"He knew I loved being on the water, so I talked to the recruiter and they had a program that was a perfect fit for me," Fisher said.
Following his deployment to Kuwait, he was sent to Bay St. Louis, Mississippi, for three weeks in 2005 as part of a search-and-rescue mission in the aftermath of Hurricane Katrina.
"It still amazes me the devastation a hurricane can do," said Fisher, who recalls one of the most meaningful moments of his military career as when a resident insisted on buying the food and toiletries he had selected at a local store, one of the few that was open in the area.

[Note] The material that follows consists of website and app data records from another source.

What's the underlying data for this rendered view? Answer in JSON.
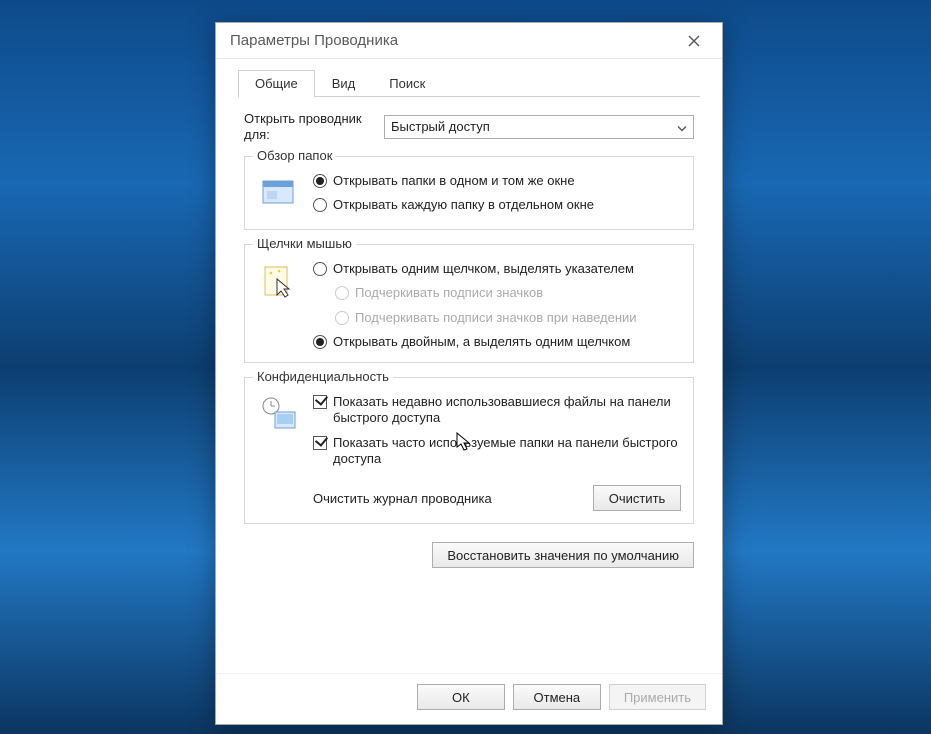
{
  "window": {
    "title": "Параметры Проводника"
  },
  "tabs": {
    "general": "Общие",
    "view": "Вид",
    "search": "Поиск"
  },
  "open": {
    "label": "Открыть проводник для:",
    "value": "Быстрый доступ"
  },
  "browse": {
    "legend": "Обзор папок",
    "same_window": "Открывать папки в одном и том же окне",
    "new_window": "Открывать каждую папку в отдельном окне"
  },
  "clicks": {
    "legend": "Щелчки мышью",
    "single": "Открывать одним щелчком, выделять указателем",
    "underline_always": "Подчеркивать подписи значков",
    "underline_hover": "Подчеркивать подписи значков при наведении",
    "double": "Открывать двойным, а выделять одним щелчком"
  },
  "privacy": {
    "legend": "Конфиденциальность",
    "recent_files": "Показать недавно использовавшиеся файлы на панели быстрого доступа",
    "freq_folders": "Показать часто используемые папки на панели быстрого доступа",
    "clear_label": "Очистить журнал проводника",
    "clear_button": "Очистить"
  },
  "restore_defaults": "Восстановить значения по умолчанию",
  "footer": {
    "ok": "ОК",
    "cancel": "Отмена",
    "apply": "Применить"
  }
}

Fisher finished his military career in 2009 at the Coast Guard's Marine Safety Detachment Unit in Cincinnati; by then he was a lieutenant with Sharonville police and the city's deputy city manager.
In December 2011, he came to Hilliard as the division's deputy chief and in September 2015 was named chief after the retirement of Doug Francis.
Staging for the Veterans Day parade will begin at 5:30 p.m. Nov. 11 at Gate 5 of the Franklin County Fairgrounds, on the south side of Northwest Parkway and east of the Joint Safety Services Building, 5181 Northwest Parkway, said Tom Rowe, commander of American Legion Memorial Post 614 in Hilliard.
Registration is free, but it is required prior to the event. To register or for more information, go to hilliardvetparade.com.
The parade will proceed west on Northwest Parkway, south on Avery Road to Main Street, southwest and south on Main Street, west on Cemetery Road to Scioto Darby Road, west on Scioto Darby and south on Veterans Memorial Drive, where it will conclude with a short ceremony at the Veterans Memorial at Roger A. Reynolds Municipal Park, 3800 Veterans Memorial Drive.